Setting up a company can be costly, especially for many bootstrapped founders. Of course, you are trying to save money and all, and that’s understandable. Bootstrapped founders do this by buying a shelf company or ‘off the rack’ shell company offered by corporate secretarial firms which I don’t think is a good idea. Let me explain why purchasing an off the shelf company may not be a good idea for your startup.
What is a shelf or shell company?
A shelf company or a ‘shell company’ is a dormant entity without any active business or assets—no bank account. No business activity has commenced too.
Please don’t get me wrong. A shelf company works the same as any other new or fresh company. The only difference is that they have been dormant after being formed by the initial founders and now left to the corporate secretarial firms. Some of these companies may get started by these corporate secretarial firms themselves. These shelf companies will be ready if some business owners need to get an entity prepared for some corporate exercises.
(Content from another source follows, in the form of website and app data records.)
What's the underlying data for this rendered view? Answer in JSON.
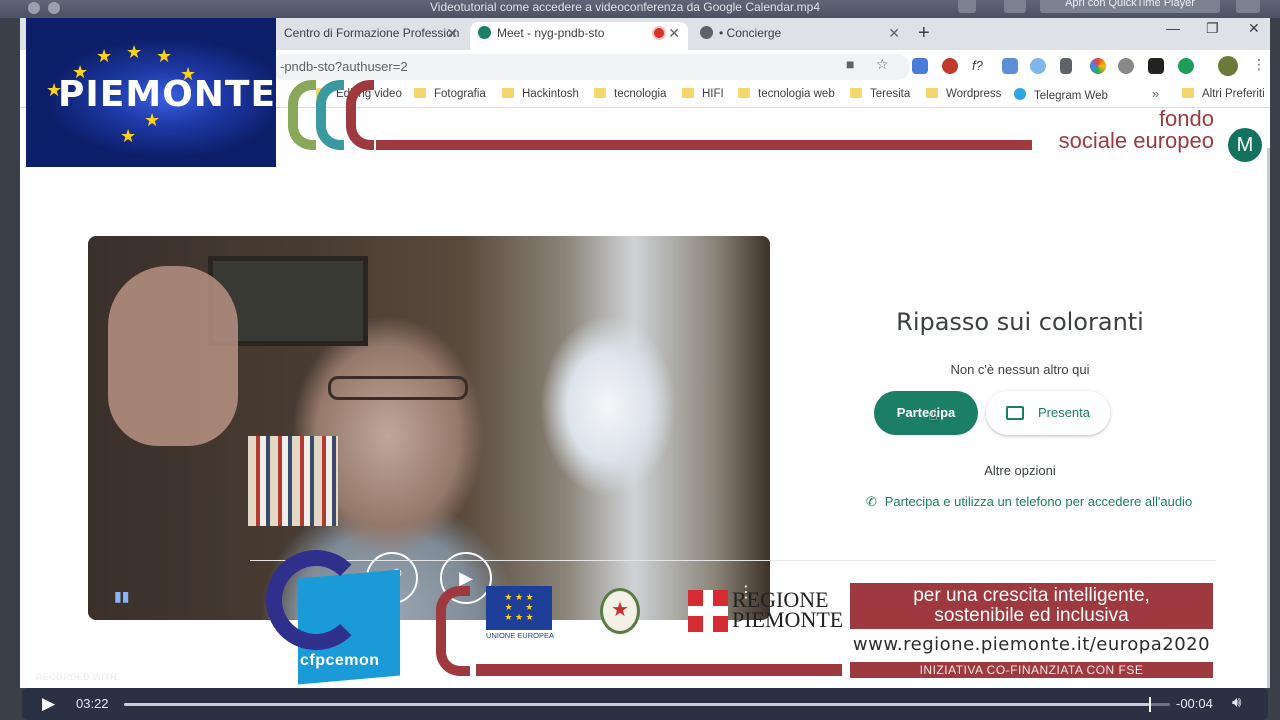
{
  "player": {
    "window_title": "Videotutorial come accedere a videoconferenza da Google Calendar.mp4",
    "open_with": "Apri con QuickTime Player",
    "elapsed": "03:22",
    "remaining": "-00:04",
    "progress_fraction": 0.98,
    "recorded_label": "RECORDED WITH"
  },
  "browser": {
    "tabs": [
      {
        "label": "Centro di Formazione Profession",
        "active": false
      },
      {
        "label": "Meet - nyg-pndb-sto",
        "active": true
      },
      {
        "label": "• Concierge",
        "active": false
      }
    ],
    "url": "-pndb-sto?authuser=2",
    "bookmarks": [
      "Editing video",
      "Fotografia",
      "Hackintosh",
      "tecnologia",
      "HIFI",
      "tecnologia web",
      "Teresita",
      "Wordpress",
      "Telegram Web"
    ],
    "bookmarks_more": "Altri Preferiti",
    "avatar_initial": "M"
  },
  "meet": {
    "meeting_title": "Ripasso sui coloranti",
    "status": "Non c'è nessun altro qui",
    "join_label": "Partecipa",
    "present_label": "Presenta",
    "more_options": "Altre opzioni",
    "phone_option": "Partecipa e utilizza un telefono per accedere all'audio"
  },
  "overlay": {
    "piemonte_logo": "PIEMONTE",
    "fse_line1": "fondo",
    "fse_line2": "sociale europeo",
    "cfp_name": "cfpcemon",
    "eu_label": "UNIONE EUROPEA",
    "regione_line1": "REGIONE",
    "regione_line2": "PIEMONTE",
    "growth_line1": "per una crescita intelligente,",
    "growth_line2": "sostenibile ed inclusiva",
    "europa_url": "www.regione.piemonte.it/europa2020",
    "cofinanced": "INIZIATIVA CO-FINANZIATA CON FSE"
  },
  "colors": {
    "meet_green": "#1a7f64",
    "fse_red": "#9e3a3f",
    "piemonte_blue": "#1e3aa8"
  },
  "icons": [
    "camera-icon",
    "star-icon",
    "microphone-icon",
    "video-camera-icon",
    "phone-icon",
    "present-screen-icon",
    "play-icon",
    "volume-icon",
    "more-icon"
  ]
}
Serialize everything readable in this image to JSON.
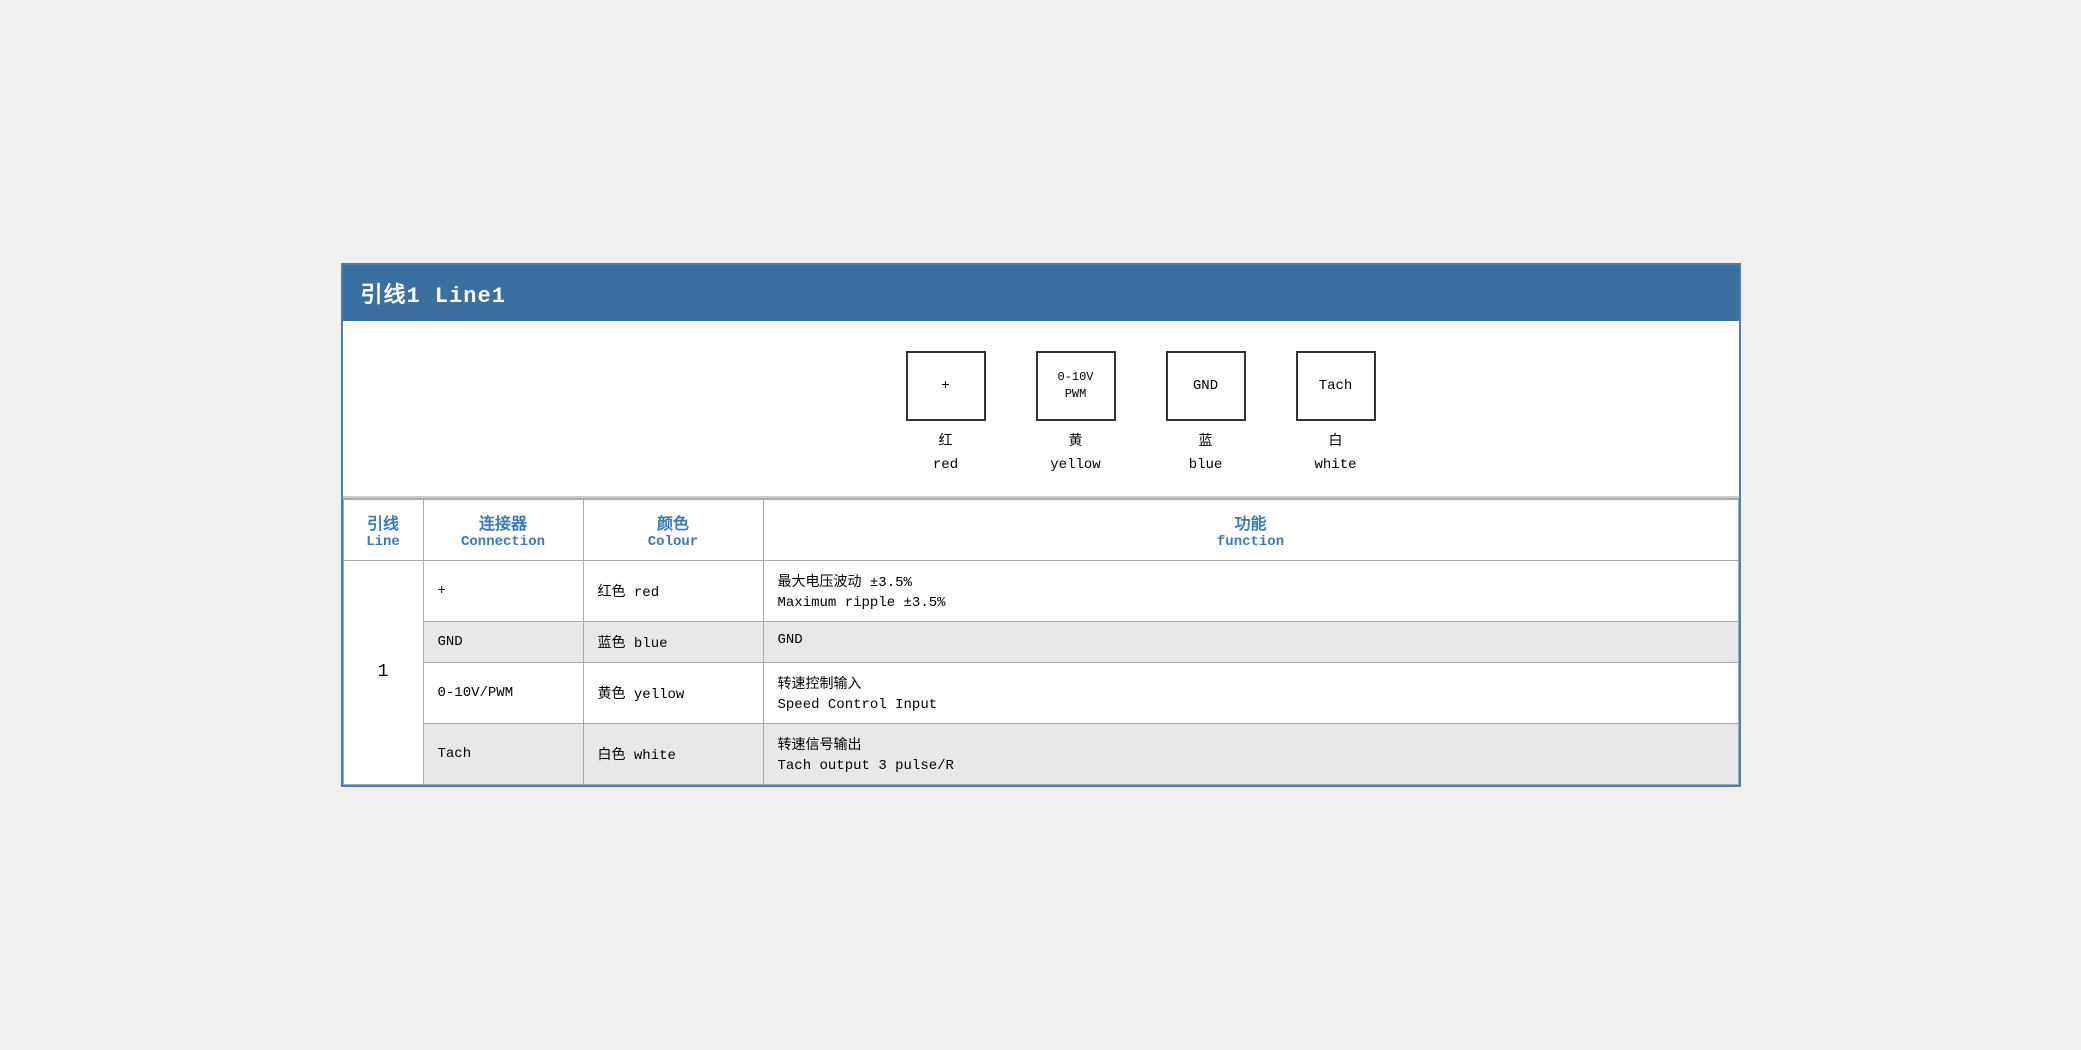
{
  "header": {
    "title": "引线1 Line1"
  },
  "diagram": {
    "connectors": [
      {
        "id": "plus",
        "label": "+",
        "chinese": "红",
        "english": "red"
      },
      {
        "id": "pwm",
        "label": "0-10V\nPWM",
        "chinese": "黄",
        "english": "yellow"
      },
      {
        "id": "gnd",
        "label": "GND",
        "chinese": "蓝",
        "english": "blue"
      },
      {
        "id": "tach",
        "label": "Tach",
        "chinese": "白",
        "english": "white"
      }
    ]
  },
  "table": {
    "headers": {
      "line_cn": "引线",
      "line_en": "Line",
      "connection_cn": "连接器",
      "connection_en": "Connection",
      "colour_cn": "颜色",
      "colour_en": "Colour",
      "function_cn": "功能",
      "function_en": "function"
    },
    "rows": [
      {
        "line": "1",
        "connection": "+",
        "colour_cn": "红色",
        "colour_en": "red",
        "function_cn": "最大电压波动 ±3.5%",
        "function_en": "Maximum ripple ±3.5%",
        "shaded": false
      },
      {
        "line": "1",
        "connection": "GND",
        "colour_cn": "蓝色",
        "colour_en": "blue",
        "function_cn": "GND",
        "function_en": "",
        "shaded": true
      },
      {
        "line": "1",
        "connection": "0-10V/PWM",
        "colour_cn": "黄色",
        "colour_en": "yellow",
        "function_cn": "转速控制输入",
        "function_en": "Speed Control Input",
        "shaded": false
      },
      {
        "line": "1",
        "connection": "Tach",
        "colour_cn": "白色",
        "colour_en": "white",
        "function_cn": "转速信号输出",
        "function_en": "Tach output 3 pulse/R",
        "shaded": true
      }
    ]
  }
}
If the company ended up being dormant, you might decide to close it down or strike it off (a process where a company gets dissolved and only works if it has no asset). So some corporate secretarial firms may get the previous owners’ permission to takeover these entities. Companies are formed and used for so many reasons like special purpose vehicles, or ‘SPVs’, which act as entities for specific reasons and purposes to achieve particular commercial objectives. So that could be the reasons why these shelf companies exist in the first place.
Setting up a company is cheaper nowadays
Due to the competitive nature of the corporate secretarial firms in Malaysia, it is cheaper to set up a company nowadays! The usual incorporation fee range is between RM1,500 to RM2,5000 depending on which corporate secretarial firm you choose to onboard as your company secretary.
You may have to pay the same amount or even more if you buy a shelf company. So I don’t see a significant difference in terms of costs on why you should be bothered about buying a shelf company.
You don’t know if the shelf company is really “empty” or “dormant”
You should not buy a shelf company because they may have ‘legacy issues’. To be honest, there’s no way of knowing if the company is actually “dormant”. If the company was incorporated ten years ago, God knows what that company may have inherited like outstanding penalties or fines or even lawsuits by creditors or other third parties.
If you still want to proceed to buy a shelf company, you may want to conduct some checks like CTOS and court searches on the company. You can even get the company secretary to give you an indemnity (if the company secretary is so willing) if anything goes wrong after the entity purchase to compensate you for potential troubles and costs. But who’s got the time and money to go through all that hassle and trouble?
You may get into trouble with your startup fundraising
Most funding and grant agencies like Cradle Fund have a condition that the company must apply for the funding within three years of their incorporation date. If your company is older than three years, you will most likely have to form a new entity and incur new incorporation costs by getting a company secretary.
I can understand why funding agencies impose this condition. If your company is older than three years, they may also tend to have more issues too. Before investing in a company sophisticated and institutional investors like Cradle Fund and venture capitals appoint legal firms to conduct the necessary legal due diligence on your company.
So usually, when it comes to legal due diligence, the review will start from the company’s incorporation date. You got that right. If your company got formed in 2000, we would get all your secretarial documents from that year to the current business year. It can be a messy affair.
So if you may have qualified for funding or grant by a government agency, you may need to form a new fresh company to get the letter of award from the funding agency. It can be time-wasting and ended up being more costlier, especially when your company has been operating under a shelf company. For instance, all the assets and contracts that the earlier shelf company entered may need to be novated or assigned to the newly formed entity, so there’s also a cost attached in that exercise. Additionally, you may also need to capitalise the shares to issue the correct number of shares to the new company’s shareholders and cofounders.
For all these reasons above, it may be a good idea to start your entrepreneurial journey by forming a new entity instead. There are so many corporate secretarial firms nowadays offering ‘startup-friendly’ packages as they try to get into this space. Ask around for some referrals from other seasoned entrepreneurs. And I am confident you will find a good one to help you with your entity formation.